#### RECORD EXTRACTS
-=-=-
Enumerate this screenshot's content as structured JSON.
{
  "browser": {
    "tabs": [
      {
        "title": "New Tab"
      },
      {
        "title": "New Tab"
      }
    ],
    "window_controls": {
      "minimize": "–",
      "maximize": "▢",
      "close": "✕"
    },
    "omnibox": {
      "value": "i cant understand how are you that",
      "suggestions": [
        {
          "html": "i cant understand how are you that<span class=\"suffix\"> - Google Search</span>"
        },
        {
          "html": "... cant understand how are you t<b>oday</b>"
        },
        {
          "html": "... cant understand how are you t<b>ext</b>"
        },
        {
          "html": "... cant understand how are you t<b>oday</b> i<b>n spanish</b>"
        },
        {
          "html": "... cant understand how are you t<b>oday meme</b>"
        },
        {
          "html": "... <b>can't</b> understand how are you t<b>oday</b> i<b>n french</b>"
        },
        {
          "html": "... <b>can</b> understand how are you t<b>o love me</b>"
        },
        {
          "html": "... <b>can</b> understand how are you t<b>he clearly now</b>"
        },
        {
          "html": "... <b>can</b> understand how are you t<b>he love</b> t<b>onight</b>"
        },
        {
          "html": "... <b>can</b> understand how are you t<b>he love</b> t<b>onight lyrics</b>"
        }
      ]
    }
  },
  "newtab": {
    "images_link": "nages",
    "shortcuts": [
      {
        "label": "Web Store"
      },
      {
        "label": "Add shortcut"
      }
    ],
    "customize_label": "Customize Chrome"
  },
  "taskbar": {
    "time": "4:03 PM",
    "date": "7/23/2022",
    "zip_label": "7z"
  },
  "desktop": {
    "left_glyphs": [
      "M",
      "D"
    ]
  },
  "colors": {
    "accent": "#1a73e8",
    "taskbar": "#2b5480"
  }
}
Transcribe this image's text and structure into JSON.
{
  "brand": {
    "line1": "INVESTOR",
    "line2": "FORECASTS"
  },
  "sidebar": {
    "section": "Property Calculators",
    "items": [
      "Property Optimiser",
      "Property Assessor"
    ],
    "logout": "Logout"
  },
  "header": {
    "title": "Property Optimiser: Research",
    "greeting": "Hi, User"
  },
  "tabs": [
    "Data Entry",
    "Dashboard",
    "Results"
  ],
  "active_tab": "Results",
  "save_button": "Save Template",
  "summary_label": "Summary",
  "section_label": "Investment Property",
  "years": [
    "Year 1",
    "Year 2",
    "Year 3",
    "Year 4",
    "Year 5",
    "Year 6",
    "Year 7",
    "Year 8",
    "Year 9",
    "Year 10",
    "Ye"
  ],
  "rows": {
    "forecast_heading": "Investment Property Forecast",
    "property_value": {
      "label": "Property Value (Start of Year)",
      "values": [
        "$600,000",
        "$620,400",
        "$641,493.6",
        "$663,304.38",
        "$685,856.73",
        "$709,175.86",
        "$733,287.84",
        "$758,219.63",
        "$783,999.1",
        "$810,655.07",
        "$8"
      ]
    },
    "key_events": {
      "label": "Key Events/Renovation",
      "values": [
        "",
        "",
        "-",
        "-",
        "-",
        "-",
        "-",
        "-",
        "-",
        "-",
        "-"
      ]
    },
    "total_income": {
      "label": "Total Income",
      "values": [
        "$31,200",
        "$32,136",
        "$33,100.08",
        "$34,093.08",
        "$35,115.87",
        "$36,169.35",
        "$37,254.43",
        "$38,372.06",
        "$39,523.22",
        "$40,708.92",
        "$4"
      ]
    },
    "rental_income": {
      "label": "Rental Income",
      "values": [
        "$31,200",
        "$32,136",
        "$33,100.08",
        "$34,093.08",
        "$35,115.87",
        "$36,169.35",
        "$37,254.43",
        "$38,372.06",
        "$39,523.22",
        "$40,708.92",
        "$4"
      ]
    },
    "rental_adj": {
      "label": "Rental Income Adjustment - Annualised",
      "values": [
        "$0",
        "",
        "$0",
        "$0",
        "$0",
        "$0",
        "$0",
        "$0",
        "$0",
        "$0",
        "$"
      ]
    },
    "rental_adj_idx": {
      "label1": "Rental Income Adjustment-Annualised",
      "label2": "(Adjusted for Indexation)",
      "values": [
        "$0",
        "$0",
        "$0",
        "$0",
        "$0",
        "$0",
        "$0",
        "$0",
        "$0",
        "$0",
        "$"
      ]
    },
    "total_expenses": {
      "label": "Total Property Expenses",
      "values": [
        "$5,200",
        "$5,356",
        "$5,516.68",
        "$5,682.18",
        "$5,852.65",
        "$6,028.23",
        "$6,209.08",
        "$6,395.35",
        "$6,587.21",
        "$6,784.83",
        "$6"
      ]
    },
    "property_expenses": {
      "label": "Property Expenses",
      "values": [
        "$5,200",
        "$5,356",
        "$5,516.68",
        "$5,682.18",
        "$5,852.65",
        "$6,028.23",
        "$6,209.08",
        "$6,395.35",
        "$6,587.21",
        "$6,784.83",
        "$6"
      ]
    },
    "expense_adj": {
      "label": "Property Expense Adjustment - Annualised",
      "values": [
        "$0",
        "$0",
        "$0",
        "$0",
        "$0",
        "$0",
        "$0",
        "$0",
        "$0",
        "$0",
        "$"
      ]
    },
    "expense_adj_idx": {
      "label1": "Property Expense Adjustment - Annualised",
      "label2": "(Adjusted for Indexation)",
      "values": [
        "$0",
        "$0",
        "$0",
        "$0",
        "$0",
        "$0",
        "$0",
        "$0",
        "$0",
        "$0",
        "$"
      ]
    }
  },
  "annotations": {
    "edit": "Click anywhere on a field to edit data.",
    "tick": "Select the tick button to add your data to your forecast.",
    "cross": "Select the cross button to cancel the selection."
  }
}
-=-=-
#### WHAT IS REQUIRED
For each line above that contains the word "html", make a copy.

#### ANSWER TO THE PROBLEM
          "html": "i cant understand how are you that<span class=\"suffix\"> - Google Search</span>"
          "html": "... cant understand how are you t<b>oday</b>"
          "html": "... cant understand how are you t<b>ext</b>"
          "html": "... cant understand how are you t<b>oday</b> i<b>n spanish</b>"
          "html": "... cant understand how are you t<b>oday meme</b>"
          "html": "... <b>can't</b> understand how are you t<b>oday</b> i<b>n french</b>"
          "html": "... <b>can</b> understand how are you t<b>o love me</b>"
          "html": "... <b>can</b> understand how are you t<b>he clearly now</b>"
          "html": "... <b>can</b> understand how are you t<b>he love</b> t<b>onight</b>"
          "html": "... <b>can</b> understand how are you t<b>he love</b> t<b>onight lyrics</b>"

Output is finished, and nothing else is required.